▸ **MATERIAL PROVIDED**
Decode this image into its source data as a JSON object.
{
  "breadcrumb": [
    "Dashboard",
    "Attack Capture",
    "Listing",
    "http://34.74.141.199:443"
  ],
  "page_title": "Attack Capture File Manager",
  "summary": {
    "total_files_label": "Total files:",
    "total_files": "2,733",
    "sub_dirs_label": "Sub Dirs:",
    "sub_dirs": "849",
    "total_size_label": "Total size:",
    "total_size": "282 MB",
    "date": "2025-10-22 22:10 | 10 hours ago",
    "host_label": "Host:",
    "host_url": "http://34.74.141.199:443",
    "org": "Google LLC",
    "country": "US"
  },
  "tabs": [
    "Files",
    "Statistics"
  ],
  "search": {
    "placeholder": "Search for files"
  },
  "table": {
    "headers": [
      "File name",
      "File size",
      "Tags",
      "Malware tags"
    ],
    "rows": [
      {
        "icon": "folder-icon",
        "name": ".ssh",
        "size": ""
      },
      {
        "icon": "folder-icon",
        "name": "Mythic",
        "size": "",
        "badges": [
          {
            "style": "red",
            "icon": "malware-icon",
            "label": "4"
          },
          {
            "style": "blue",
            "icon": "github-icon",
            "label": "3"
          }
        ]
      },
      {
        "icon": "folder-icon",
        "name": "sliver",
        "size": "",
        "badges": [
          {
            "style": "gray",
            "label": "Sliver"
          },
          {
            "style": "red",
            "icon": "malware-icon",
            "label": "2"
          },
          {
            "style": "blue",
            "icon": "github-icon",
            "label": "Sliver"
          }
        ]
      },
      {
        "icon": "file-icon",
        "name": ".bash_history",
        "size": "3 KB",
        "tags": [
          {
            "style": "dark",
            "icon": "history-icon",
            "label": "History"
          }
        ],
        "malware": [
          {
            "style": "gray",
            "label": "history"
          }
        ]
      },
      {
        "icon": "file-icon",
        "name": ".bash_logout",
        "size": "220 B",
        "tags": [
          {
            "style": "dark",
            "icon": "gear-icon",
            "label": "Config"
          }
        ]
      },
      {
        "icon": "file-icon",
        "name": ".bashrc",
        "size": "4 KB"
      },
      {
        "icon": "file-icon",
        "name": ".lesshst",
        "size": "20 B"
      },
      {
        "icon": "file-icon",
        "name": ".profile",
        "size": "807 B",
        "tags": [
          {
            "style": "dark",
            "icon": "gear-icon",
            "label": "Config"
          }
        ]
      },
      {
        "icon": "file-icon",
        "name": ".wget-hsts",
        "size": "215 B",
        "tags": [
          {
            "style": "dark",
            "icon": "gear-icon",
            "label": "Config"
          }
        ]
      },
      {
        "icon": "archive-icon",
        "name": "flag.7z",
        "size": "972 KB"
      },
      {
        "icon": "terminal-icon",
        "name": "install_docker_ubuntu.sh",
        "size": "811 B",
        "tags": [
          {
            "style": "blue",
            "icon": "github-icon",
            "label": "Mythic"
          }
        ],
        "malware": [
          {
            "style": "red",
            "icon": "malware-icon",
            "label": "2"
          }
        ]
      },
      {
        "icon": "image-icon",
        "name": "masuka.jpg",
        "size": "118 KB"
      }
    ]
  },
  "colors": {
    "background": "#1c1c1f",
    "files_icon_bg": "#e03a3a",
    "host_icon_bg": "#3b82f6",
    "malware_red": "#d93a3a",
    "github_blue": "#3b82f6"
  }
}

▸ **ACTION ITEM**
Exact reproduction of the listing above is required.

▸ **SOLUTION TO THIS TASK**
Decode this image into its source data as a JSON object.
{
  "breadcrumb": [
    "Dashboard",
    "Attack Capture",
    "Listing",
    "http://34.74.141.199:443"
  ],
  "page_title": "Attack Capture File Manager",
  "summary": {
    "total_files_label": "Total files:",
    "total_files": "2,733",
    "sub_dirs_label": "Sub Dirs:",
    "sub_dirs": "849",
    "total_size_label": "Total size:",
    "total_size": "282 MB",
    "date": "2025-10-22 22:10 | 10 hours ago",
    "host_label": "Host:",
    "host_url": "http://34.74.141.199:443",
    "org": "Google LLC",
    "country": "US"
  },
  "tabs": [
    "Files",
    "Statistics"
  ],
  "search": {
    "placeholder": "Search for files"
  },
  "table": {
    "headers": [
      "File name",
      "File size",
      "Tags",
      "Malware tags"
    ],
    "rows": [
      {
        "icon": "folder-icon",
        "name": ".ssh",
        "size": ""
      },
      {
        "icon": "folder-icon",
        "name": "Mythic",
        "size": "",
        "badges": [
          {
            "style": "red",
            "icon": "malware-icon",
            "label": "4"
          },
          {
            "style": "blue",
            "icon": "github-icon",
            "label": "3"
          }
        ]
      },
      {
        "icon": "folder-icon",
        "name": "sliver",
        "size": "",
        "badges": [
          {
            "style": "gray",
            "label": "Sliver"
          },
          {
            "style": "red",
            "icon": "malware-icon",
            "label": "2"
          },
          {
            "style": "blue",
            "icon": "github-icon",
            "label": "Sliver"
          }
        ]
      },
      {
        "icon": "file-icon",
        "name": ".bash_history",
        "size": "3 KB",
        "tags": [
          {
            "style": "dark",
            "icon": "history-icon",
            "label": "History"
          }
        ],
        "malware": [
          {
            "style": "gray",
            "label": "history"
          }
        ]
      },
      {
        "icon": "file-icon",
        "name": ".bash_logout",
        "size": "220 B",
        "tags": [
          {
            "style": "dark",
            "icon": "gear-icon",
            "label": "Config"
          }
        ]
      },
      {
        "icon": "file-icon",
        "name": ".bashrc",
        "size": "4 KB"
      },
      {
        "icon": "file-icon",
        "name": ".lesshst",
        "size": "20 B"
      },
      {
        "icon": "file-icon",
        "name": ".profile",
        "size": "807 B",
        "tags": [
          {
            "style": "dark",
            "icon": "gear-icon",
            "label": "Config"
          }
        ]
      },
      {
        "icon": "file-icon",
        "name": ".wget-hsts",
        "size": "215 B",
        "tags": [
          {
            "style": "dark",
            "icon": "gear-icon",
            "label": "Config"
          }
        ]
      },
      {
        "icon": "archive-icon",
        "name": "flag.7z",
        "size": "972 KB"
      },
      {
        "icon": "terminal-icon",
        "name": "install_docker_ubuntu.sh",
        "size": "811 B",
        "tags": [
          {
            "style": "blue",
            "icon": "github-icon",
            "label": "Mythic"
          }
        ],
        "malware": [
          {
            "style": "red",
            "icon": "malware-icon",
            "label": "2"
          }
        ]
      },
      {
        "icon": "image-icon",
        "name": "masuka.jpg",
        "size": "118 KB"
      }
    ]
  },
  "colors": {
    "background": "#1c1c1f",
    "files_icon_bg": "#e03a3a",
    "host_icon_bg": "#3b82f6",
    "malware_red": "#d93a3a",
    "github_blue": "#3b82f6"
  }
}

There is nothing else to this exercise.